So our VW T6 has been sold and going to a new loving home.
We are upsizing to a VW Crafter LWB that is on order and has an estimated build of week 47, late November. So now its time to start planing and buying stuff.
Van Blanc had its first dealer service this week at 15,000 miles and we are preparing for a summer full of adventures.
First a short trip to the Cotswolds to get Bug Blanc’s crank balanced and fetch the exhaust system. Then we are off to Edinburgh to see my relatives and the Rolling Stones (no I am not related to them).
After Edinburgh we had planned to do the NC500 but we had a late change of plan when we found out that, as well as Fernando Alonso, Jenson Button will be racing at Le Mans and as committed endurance sports car fans we could not resist. So we are heading home straight after the Stones concert for a quick turn around and heading to le Circuit de la Sarthe for the 23rd time. As we will already be in France we decided to head out to Brittany for a week at the sea side.
We do actually get a few weeks at home to enjoy summer at home and perhaps in our garden as well as going up country to a wedding but then we are off again. This time it will be the long haul to the Nordkapp and back, a round trip of 7500km. You might have read our previous Norway adventure when we got as far as the Arctic Circle since when we have regretted that we didn’t go further. Norway is a spectacular country and we are looking forward to enjoying it for several weeks.

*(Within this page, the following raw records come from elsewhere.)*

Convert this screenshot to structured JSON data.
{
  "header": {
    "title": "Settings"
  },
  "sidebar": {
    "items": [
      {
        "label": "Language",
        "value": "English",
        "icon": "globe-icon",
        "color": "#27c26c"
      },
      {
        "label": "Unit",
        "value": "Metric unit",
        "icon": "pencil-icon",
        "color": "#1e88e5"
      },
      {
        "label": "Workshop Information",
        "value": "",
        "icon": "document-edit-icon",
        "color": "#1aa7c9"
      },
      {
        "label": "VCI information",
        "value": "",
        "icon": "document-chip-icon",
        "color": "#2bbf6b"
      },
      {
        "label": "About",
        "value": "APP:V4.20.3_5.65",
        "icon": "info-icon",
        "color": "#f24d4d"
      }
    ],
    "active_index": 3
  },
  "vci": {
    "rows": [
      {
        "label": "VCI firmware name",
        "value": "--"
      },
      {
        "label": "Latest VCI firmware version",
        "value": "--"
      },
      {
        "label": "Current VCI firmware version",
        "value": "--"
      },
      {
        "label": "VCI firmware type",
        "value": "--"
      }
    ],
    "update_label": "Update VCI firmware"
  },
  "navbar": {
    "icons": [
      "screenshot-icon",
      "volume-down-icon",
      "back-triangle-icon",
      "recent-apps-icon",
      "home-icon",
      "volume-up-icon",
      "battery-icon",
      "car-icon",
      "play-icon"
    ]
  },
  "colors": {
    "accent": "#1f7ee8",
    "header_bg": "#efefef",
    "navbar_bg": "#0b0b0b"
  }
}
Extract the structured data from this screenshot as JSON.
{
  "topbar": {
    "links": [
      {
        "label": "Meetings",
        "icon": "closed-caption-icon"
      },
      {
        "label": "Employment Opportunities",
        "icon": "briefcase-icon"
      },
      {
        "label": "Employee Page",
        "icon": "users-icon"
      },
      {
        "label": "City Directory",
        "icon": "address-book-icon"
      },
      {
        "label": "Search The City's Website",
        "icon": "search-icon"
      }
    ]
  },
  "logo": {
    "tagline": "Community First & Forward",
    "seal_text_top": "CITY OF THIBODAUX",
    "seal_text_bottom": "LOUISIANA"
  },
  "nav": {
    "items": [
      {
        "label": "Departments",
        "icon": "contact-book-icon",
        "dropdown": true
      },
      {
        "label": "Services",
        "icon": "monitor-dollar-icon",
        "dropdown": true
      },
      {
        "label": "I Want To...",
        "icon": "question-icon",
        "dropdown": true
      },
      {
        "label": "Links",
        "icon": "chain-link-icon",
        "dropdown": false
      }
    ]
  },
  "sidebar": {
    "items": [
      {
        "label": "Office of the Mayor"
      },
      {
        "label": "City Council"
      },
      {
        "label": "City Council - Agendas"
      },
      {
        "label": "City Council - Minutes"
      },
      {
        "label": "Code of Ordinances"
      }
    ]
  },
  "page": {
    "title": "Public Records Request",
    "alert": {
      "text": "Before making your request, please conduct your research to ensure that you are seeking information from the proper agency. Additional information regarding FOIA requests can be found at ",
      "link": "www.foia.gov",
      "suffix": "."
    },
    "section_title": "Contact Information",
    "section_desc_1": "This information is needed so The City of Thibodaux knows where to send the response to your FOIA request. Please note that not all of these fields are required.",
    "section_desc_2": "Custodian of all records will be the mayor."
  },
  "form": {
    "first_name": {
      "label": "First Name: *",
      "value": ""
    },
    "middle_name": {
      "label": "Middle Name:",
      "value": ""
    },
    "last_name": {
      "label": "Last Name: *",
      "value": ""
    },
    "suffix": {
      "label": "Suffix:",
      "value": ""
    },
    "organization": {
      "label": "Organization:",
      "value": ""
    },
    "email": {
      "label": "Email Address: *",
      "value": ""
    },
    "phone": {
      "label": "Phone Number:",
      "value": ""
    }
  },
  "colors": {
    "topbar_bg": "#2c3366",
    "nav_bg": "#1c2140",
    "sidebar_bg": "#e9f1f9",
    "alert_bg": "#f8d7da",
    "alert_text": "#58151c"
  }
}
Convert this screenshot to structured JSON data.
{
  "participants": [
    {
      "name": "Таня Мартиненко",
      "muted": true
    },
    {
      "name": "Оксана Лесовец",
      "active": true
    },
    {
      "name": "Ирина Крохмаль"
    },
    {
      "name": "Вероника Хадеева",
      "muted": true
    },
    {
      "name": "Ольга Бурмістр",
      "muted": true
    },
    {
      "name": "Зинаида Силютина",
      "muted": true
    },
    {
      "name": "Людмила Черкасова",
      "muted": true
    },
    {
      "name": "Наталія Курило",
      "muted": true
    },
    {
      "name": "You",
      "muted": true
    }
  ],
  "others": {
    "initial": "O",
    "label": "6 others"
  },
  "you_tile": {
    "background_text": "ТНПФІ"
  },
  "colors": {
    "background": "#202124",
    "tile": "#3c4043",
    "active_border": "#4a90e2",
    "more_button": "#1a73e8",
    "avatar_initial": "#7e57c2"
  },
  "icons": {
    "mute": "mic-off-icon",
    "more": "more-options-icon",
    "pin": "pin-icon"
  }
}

So watch this space for updates and images from our summer 2018 adventures.
We came up a neat idea for reliving memories in years to come – turn one of the year’s best photos into a Jigsaw. That way you can make it again in the future and relive the adventure. This one we had done by myphotopuzzle.co.uk was of Fred at the Col de Tormalet.
Back in 2016 when we first looked at the internal layout for our new van installing a diesel hob was not high on my list. I understood the benefits of not carrying gas on board, giving me more cupboard space and not having to worry about running out while travelling, but I couldn’t really find any information on how to use one. A couple of visits to the Wallas stand at BusFest and seeing the hob work gave us the confidence to go ahead and buy a Wallas hob/heater combination.
I’m pleased to say it was a good decision and I hope the following points will be helpful to anyone considering installing one:-
It does take about 10-15 minutes to reach full heat but you don’t have to wait just put the kettle or a pan on the left side as soon as you fire it up and they will start to heat up too.
The hob has no temperature control, it’s hotter on the left side so use this for bringing pans up to boil then move to the right side to keep contents cooking slowly, however it’s important not to leave the left side without a pan on it for too long (15 minutes maximum).
It’s a very different way of cooking. Took me a few goes to get used to it but I learnt very quickly to switch pans from side to side to balance the heat in the pans so nothing overcooks or burns. It seems to cook quicker than gas rings but you can’t simmer easily so you have to keep stirring which means you can’t leave it unattended. I also have a toast grid for it but haven’t yet mastered making toast.
When you’ve finished cooking and switch off the hob it will cool down reasonably quickly but you must wait for all the lights to go off before you can turn it back on so think ahead, if you want coffee after dinner boil the kettle before switching off.
Occasionally you may get the odd whiff of diesel when you first fire it up especially if you have a window open. I confess to being very concerned the first time it happened but once we worked out why I stopped worrying about it. Although the unit uses very little diesel Depending on how high in your diesel tank the pick up is you need to be sure that there is enough in the tank for the burner to work. Likewise the unit uses very little electricity except for an initial surge on start up so you will also need sufficient battery power. If there isn’t then it simply won’t switch on.